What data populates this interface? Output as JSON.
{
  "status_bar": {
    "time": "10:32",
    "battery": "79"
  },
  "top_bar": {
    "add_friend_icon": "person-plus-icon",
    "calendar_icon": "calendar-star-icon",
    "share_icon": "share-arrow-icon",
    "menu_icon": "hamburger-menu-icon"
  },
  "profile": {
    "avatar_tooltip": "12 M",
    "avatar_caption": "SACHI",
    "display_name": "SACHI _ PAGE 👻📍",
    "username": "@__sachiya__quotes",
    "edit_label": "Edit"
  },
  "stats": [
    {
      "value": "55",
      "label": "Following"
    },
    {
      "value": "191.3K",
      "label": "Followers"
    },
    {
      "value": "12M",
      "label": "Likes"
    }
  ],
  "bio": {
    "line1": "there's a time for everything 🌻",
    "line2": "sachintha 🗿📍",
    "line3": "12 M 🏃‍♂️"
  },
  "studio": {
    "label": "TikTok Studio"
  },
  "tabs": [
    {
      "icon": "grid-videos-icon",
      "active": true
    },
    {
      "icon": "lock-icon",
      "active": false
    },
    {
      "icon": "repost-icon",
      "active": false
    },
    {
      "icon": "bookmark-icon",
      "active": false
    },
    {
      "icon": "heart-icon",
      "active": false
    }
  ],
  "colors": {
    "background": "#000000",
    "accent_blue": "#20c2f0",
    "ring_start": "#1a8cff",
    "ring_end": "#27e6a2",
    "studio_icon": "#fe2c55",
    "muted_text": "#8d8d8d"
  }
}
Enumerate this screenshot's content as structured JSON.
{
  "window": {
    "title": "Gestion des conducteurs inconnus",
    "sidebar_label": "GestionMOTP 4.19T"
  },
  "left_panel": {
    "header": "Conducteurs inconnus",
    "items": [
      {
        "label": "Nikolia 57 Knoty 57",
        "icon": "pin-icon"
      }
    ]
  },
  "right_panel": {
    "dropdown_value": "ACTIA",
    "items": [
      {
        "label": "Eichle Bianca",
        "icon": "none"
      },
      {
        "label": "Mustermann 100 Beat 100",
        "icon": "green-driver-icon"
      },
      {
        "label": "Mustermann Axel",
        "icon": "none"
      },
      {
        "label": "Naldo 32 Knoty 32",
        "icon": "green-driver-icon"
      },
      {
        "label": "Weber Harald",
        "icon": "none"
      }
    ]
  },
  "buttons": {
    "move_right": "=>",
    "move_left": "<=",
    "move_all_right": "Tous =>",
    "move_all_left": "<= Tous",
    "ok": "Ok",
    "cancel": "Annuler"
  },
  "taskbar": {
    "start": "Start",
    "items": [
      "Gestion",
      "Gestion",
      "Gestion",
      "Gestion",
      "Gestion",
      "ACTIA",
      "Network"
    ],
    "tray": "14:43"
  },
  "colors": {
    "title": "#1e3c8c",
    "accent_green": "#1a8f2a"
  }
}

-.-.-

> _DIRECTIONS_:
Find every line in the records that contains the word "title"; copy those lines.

> _SOLVED PROBLEM_:
    "title": "Gestion des conducteurs inconnus",
    "title": "#1e3c8c",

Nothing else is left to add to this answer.